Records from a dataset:

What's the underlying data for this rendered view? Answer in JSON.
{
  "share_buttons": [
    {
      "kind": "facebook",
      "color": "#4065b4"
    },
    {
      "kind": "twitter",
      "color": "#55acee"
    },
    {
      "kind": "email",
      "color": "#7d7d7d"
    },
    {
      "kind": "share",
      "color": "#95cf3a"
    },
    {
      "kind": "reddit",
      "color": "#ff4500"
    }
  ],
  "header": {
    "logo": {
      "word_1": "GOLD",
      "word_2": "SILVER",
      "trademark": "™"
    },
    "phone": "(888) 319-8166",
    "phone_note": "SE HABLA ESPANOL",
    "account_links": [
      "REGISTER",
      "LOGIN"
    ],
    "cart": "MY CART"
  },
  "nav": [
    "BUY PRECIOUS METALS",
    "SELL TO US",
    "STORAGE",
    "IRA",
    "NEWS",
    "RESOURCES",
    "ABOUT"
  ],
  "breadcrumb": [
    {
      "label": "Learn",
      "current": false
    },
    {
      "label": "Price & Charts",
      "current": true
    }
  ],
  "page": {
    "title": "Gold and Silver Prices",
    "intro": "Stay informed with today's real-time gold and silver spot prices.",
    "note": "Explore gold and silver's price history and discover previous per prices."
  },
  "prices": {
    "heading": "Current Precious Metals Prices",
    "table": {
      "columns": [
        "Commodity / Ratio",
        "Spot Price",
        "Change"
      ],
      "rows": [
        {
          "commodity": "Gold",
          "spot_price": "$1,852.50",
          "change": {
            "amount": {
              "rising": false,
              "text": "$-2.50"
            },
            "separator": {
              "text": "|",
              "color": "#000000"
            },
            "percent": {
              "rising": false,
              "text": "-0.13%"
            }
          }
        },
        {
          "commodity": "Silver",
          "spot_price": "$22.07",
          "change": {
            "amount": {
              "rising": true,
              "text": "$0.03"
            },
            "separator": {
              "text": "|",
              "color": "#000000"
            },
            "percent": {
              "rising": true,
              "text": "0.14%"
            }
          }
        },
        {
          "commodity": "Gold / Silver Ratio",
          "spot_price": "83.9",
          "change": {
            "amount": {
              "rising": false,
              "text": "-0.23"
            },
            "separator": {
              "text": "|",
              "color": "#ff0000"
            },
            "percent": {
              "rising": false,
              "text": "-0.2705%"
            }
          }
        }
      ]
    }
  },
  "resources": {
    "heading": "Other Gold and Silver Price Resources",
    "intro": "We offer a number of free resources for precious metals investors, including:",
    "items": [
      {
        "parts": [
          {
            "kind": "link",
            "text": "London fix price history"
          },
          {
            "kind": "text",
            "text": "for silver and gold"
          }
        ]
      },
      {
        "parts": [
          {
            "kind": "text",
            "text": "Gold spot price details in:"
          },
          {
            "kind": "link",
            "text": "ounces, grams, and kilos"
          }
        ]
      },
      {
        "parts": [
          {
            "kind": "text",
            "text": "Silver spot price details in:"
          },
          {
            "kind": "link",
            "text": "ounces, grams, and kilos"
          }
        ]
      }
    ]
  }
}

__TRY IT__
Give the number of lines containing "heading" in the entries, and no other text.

__RESPONSE TO THE TASK__
2